So I would start there and say that. I would say, you’re going to see M and A explode. I mean, it’s already exploded. 2022, it’s going to get even worse. You’re going to see product and service companies that you would never expect start buying little media companies. That’s going to start being more of the media, M and A is going to be happening outside of media. You’re going to see gaming companies, you’re going to see technology companies that are going to start to buy media because of all the things that we talked about, because HubSpot is like, “I don’t want to advertise. I want to have a direct relationship with the audience, so let’s just buy the audience.” As long as they don’t go evil on that and start to just promote, if they keep the mission of that organization, it generally works out really well like it’s worked out for Arrow Electronics.

So you’re seeing the dawn of the marketing … marketing is not an expense anymore, it’s a profit center. This is what all this thing is getting to, where you look at an Arrow Electronics and their marketing department actually throws off cash. Cleveland Clinic right now has a blog called Health Essentials. They make money off of that, so it does all the things, they want to drive more patients into the hospitals, and they do that, but at the same time, it’s profitable. So that’s what I think it’s going to happen for ’22.

David Cardiel:

Very good. Very good. Great insight there, Joe.

Joe Pulizzi:

Thank you.

David Cardiel:

Hey, we’ve reached the end of it here. I want to thank you for your time. It was really great to have you on, a lot of great insights. I know I picked up on a few things. My team is slacking me here on the side. We’re like, “Oh, this is great. We should do that.” So this is really, really great and I appreciate you accepting the invite to come on, Joe. Yeah, anything else, any last thoughts you have for the audience?

Joe Pulizzi:

No, no. Just I would say my last piece of advice is if I was going to recommend something for ’22, cut out a few things and be better at what the other things that you’re doing, and I think you’re going to hit more of your goals in ’22.

David Cardiel:

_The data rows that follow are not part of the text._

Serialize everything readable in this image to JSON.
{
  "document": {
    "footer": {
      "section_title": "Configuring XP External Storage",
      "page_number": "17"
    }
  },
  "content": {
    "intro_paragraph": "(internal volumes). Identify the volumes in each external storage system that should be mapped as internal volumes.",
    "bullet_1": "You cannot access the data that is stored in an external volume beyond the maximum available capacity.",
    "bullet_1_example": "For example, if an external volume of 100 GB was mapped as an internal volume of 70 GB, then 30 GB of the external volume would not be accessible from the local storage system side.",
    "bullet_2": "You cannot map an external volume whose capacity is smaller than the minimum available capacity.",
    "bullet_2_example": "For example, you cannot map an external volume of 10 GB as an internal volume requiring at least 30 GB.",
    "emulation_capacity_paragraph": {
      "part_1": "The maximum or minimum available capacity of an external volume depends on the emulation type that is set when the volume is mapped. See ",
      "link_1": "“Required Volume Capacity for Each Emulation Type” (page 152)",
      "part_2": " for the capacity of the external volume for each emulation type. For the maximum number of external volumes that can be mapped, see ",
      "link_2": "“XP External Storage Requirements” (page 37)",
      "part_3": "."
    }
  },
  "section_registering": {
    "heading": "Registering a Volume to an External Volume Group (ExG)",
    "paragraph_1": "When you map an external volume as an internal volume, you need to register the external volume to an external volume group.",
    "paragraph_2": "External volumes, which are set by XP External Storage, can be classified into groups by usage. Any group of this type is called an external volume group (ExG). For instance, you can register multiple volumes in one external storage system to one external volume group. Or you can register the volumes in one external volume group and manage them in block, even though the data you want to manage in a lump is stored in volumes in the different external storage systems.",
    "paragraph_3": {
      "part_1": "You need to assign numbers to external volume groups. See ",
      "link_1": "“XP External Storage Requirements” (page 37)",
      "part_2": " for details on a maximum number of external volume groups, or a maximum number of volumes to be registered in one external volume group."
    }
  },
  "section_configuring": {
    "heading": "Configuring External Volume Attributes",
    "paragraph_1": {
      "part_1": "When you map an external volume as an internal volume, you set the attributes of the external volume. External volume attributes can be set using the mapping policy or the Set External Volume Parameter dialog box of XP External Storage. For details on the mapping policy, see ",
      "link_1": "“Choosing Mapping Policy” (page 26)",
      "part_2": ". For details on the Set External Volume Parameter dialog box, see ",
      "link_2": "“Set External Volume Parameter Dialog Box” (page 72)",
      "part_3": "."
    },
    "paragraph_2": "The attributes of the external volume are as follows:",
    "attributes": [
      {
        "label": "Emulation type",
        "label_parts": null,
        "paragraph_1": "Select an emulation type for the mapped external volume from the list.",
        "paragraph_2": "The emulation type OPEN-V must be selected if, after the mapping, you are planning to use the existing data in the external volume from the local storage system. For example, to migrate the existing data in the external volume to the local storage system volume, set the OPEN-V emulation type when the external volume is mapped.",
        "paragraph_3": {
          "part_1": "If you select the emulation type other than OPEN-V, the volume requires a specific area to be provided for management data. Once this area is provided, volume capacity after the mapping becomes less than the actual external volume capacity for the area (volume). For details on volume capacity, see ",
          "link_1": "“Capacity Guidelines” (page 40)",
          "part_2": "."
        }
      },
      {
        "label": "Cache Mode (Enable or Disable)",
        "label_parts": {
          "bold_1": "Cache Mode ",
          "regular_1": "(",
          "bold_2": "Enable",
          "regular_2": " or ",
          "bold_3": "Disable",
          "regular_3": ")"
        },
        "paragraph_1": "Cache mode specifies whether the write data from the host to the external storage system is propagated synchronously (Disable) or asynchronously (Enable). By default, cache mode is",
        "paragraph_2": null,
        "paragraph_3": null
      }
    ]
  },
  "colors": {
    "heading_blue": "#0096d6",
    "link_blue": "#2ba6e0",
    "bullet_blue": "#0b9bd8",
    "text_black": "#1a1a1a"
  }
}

Sounds great. Sounds great. All right. Well folks, this concludes our webcast today. Again, we thank Joe for his time today. Be sure to check out some of his content here through some of his channels. A lot of great insights and yeah, this concludes our webcast for today. Everyone have a great afternoon.

Joe Pulizzi:

Thank you.